SAN DIEGO — California will move to a new vaccine distribution plan based mostly on age for later tiers. The change could push back younger essential workers and move up older adults. The state is also changing how it allocates vaccines to counties and when they can add availability for younger residents.
How will the tiers work? Are they all going away?
By mid-February, there will be a new state standard. It will still prioritize people who work in healthcare, education, childcare, emergency services, food and agriculture. The state will also continue prioritizing seniors 65 and older.
Instead of vaccinating workers in other “essential” industries who were in Phase 1B-Tier 2 and later, the state will offer vaccines to older adults.
Why are the changes being made?
The state has decided to prioritize older Californians because they are more likely to suffer the worst effects of coronavirus. It also argues the new vaccination strategy is easier to understand and allows them to scale up and down based on supply.
“Our focus is to ensure that we have that balance between risk and exposure,” said Mark Ghaly, M.D., M.P.H., Secretary of California Health and Human Services. “That we protect those individuals with the vaccine as early as we can, especially with the supply challenges that we have.”
What does this mean for younger workers?
“Younger individuals who are in professions or in situations where they aren't nearly as exposed as some of the other high exposure industries will end up waiting a little longer,” said Ghaly.
This primarily affects workers younger than 50 who work in transportation/logistics; industrial, commercial, residential and sheltering facilities/services; and critical manufacturing.
How does this affect people with underlying health conditions or disabilities?
Previously this group was in Phase 1C. The state has only said the new system will be based on age although some modifications may occur.
“We certainly are listening to a lot of feedback, making what I would say are difficult decisions, but trying to make sure that they're clear and simple to follow,” said Ghaly. “Using an age-based framework helps us get there, but also recognizing that that targeted outreach, that allocation, formula and opportunity helps us reach other populations not just on age, but on exposure to ensure that those populations are taken care of.”
How will the new state strategy affect vaccine distribution?
Previously, the decision to change vaccine tiers was made at a county level.
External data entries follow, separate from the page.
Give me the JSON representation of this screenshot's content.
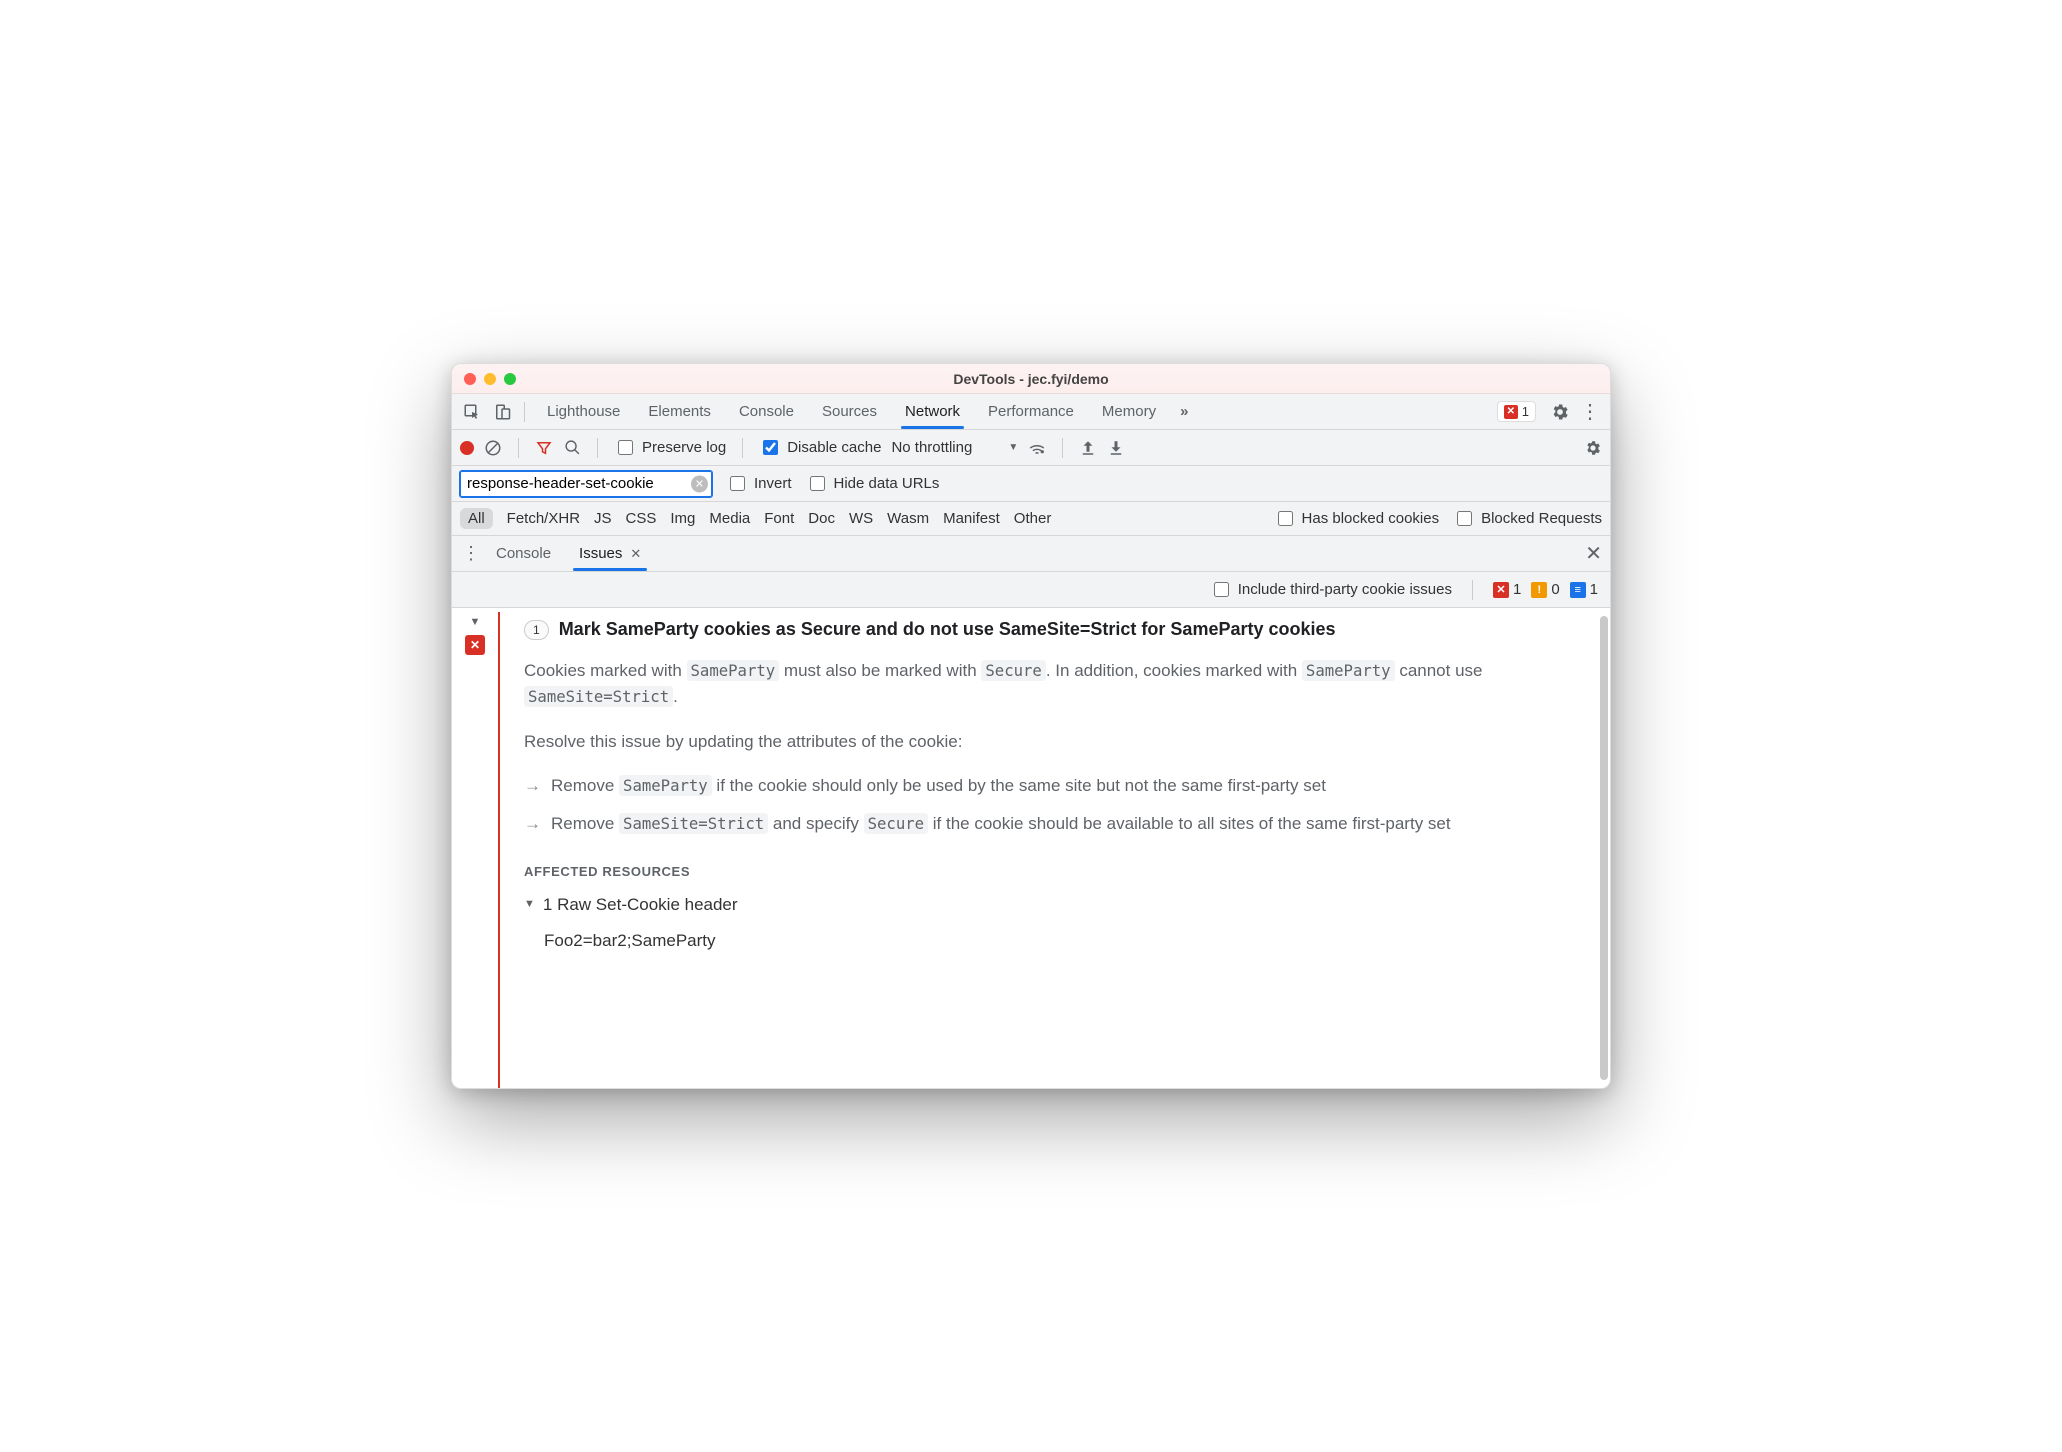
{
  "window": {
    "title": "DevTools - jec.fyi/demo"
  },
  "mainTabs": {
    "items": [
      "Lighthouse",
      "Elements",
      "Console",
      "Sources",
      "Network",
      "Performance",
      "Memory"
    ],
    "activeIndex": 4,
    "overflowGlyph": "»",
    "errorCount": "1"
  },
  "networkToolbar": {
    "preserveLog": {
      "label": "Preserve log",
      "checked": false
    },
    "disableCache": {
      "label": "Disable cache",
      "checked": true
    },
    "throttling": "No throttling"
  },
  "filterRow": {
    "filterValue": "response-header-set-cookie",
    "invert": {
      "label": "Invert",
      "checked": false
    },
    "hideDataUrls": {
      "label": "Hide data URLs",
      "checked": false
    }
  },
  "typeFilters": {
    "items": [
      "All",
      "Fetch/XHR",
      "JS",
      "CSS",
      "Img",
      "Media",
      "Font",
      "Doc",
      "WS",
      "Wasm",
      "Manifest",
      "Other"
    ],
    "activeIndex": 0,
    "hasBlockedCookies": {
      "label": "Has blocked cookies",
      "checked": false
    },
    "blockedRequests": {
      "label": "Blocked Requests",
      "checked": false
    }
  },
  "drawer": {
    "tabs": [
      "Console",
      "Issues"
    ],
    "activeIndex": 1
  },
  "issuesHeader": {
    "includeThirdParty": {
      "label": "Include third-party cookie issues",
      "checked": false
    },
    "counts": {
      "error": "1",
      "warning": "0",
      "info": "1"
    }
  },
  "issue": {
    "count": "1",
    "title": "Mark SameParty cookies as Secure and do not use SameSite=Strict for SameParty cookies",
    "desc": {
      "p1a": "Cookies marked with ",
      "p1b": " must also be marked with ",
      "p1c": ". In addition, cookies marked with ",
      "p1d": " cannot use ",
      "code1": "SameParty",
      "code2": "Secure",
      "code3": "SameParty",
      "code4": "SameSite=Strict",
      "resolve": "Resolve this issue by updating the attributes of the cookie:"
    },
    "bullets": {
      "b1a": "Remove ",
      "b1code": "SameParty",
      "b1b": " if the cookie should only be used by the same site but not the same first-party set",
      "b2a": "Remove ",
      "b2code1": "SameSite=Strict",
      "b2b": " and specify ",
      "b2code2": "Secure",
      "b2c": " if the cookie should be available to all sites of the same first-party set"
    },
    "affected": {
      "heading": "AFFECTED RESOURCES",
      "resourceLabel": "1 Raw Set-Cookie header",
      "cookie": "Foo2=bar2;SameParty"
    }
  }
}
Starting in mid-February, all counties will move at the same time.
The state plans to move vaccines from counties that have met the current tier to those that haven’t. For example, if a rural county has vaccinated all its seniors then their doses may be moved to other counties that are behind instead of the rural county deciding to move into the next tier or phase.
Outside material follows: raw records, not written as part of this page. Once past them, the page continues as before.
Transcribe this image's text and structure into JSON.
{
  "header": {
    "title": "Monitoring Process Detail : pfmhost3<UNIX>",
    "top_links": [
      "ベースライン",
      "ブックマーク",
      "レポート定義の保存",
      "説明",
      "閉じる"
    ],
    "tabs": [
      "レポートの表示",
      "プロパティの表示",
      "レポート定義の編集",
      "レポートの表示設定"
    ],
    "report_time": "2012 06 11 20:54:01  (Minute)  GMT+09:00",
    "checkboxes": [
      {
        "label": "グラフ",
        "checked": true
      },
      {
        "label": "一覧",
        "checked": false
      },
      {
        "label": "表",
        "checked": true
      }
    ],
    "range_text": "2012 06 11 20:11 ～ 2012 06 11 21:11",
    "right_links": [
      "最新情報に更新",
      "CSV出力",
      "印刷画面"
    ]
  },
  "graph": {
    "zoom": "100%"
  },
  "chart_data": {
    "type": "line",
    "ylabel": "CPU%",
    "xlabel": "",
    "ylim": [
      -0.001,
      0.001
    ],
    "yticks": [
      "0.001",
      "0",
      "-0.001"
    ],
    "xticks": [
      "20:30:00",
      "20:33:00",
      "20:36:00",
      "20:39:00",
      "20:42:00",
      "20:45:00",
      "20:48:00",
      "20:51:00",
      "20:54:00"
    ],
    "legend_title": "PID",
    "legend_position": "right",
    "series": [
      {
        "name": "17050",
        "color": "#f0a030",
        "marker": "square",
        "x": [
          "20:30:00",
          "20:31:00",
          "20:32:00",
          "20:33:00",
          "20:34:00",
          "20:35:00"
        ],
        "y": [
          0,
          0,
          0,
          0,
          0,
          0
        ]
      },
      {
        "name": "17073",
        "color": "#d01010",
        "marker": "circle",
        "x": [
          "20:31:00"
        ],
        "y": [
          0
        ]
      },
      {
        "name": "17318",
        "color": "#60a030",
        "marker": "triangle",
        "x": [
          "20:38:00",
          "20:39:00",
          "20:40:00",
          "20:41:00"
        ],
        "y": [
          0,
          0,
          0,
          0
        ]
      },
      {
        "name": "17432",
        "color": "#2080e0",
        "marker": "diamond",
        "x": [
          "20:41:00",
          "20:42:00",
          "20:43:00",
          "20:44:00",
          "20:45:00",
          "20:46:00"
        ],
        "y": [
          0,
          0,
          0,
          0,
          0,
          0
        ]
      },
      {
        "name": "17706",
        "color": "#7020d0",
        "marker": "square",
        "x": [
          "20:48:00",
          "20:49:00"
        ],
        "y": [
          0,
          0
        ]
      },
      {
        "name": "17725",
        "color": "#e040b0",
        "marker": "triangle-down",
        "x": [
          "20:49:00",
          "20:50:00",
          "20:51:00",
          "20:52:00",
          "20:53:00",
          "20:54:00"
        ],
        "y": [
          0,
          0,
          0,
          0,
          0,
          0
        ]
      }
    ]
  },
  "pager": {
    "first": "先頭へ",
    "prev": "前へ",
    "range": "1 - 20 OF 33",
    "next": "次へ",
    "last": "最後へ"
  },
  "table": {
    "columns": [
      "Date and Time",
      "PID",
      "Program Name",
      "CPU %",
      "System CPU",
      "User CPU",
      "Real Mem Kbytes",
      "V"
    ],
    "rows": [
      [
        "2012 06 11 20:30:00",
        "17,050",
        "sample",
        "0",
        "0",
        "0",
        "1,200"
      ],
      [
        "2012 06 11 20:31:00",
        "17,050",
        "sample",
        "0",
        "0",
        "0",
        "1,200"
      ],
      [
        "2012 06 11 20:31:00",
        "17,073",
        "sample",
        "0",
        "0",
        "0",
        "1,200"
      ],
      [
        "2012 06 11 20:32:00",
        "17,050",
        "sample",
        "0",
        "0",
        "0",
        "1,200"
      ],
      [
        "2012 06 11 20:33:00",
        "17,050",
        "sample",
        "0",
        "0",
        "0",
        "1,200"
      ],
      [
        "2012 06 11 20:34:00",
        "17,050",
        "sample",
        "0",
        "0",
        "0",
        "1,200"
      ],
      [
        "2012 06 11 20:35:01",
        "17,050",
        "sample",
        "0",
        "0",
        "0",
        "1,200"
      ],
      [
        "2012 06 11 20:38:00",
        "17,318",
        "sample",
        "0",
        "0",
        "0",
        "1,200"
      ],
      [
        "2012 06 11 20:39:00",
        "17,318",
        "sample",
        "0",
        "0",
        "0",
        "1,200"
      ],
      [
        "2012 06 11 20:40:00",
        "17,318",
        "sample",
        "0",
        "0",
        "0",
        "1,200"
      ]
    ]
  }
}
“Our overarching approach to operations is we want to make sure that nothing slows down the administration of vaccine other than the pace in which vaccine arrives in the state and we're going to do that by balancing safety, speed and equity while scaling up to meet the level of vaccine needed in the state,” said Yolanda Richardson, Secretary of the Government Operations Agency, who was tapped to oversee vaccine operations and delivery.
How will I know when I qualify for a vaccine?
The state has set up the My Turn notification system. All Californians can register to get notifications when they qualify for the vaccine.
The state is also piloting the My Turn appointment system in San Diego and Los Angeles County. Eligible residents of these counties can use the system to find public vaccine sites and book appointments. Appointments at some privately run sites, such as those run by some healthcare providers or pharmacies, may not be available.
“We understand that vaccine supply is limited, but we also need to address that the supply we have now needs to get administered as quickly as possible. So, we're developing an approach that allows us to do just that safely and equitably and quickly, but also allows us to scale up when there's more supply available,” said Richardson. “We want to make sure that nothing slows down the administration of vaccine other than the pace in which vaccine arrives in the state. And we're going to do that by balancing safety, speed and equity.”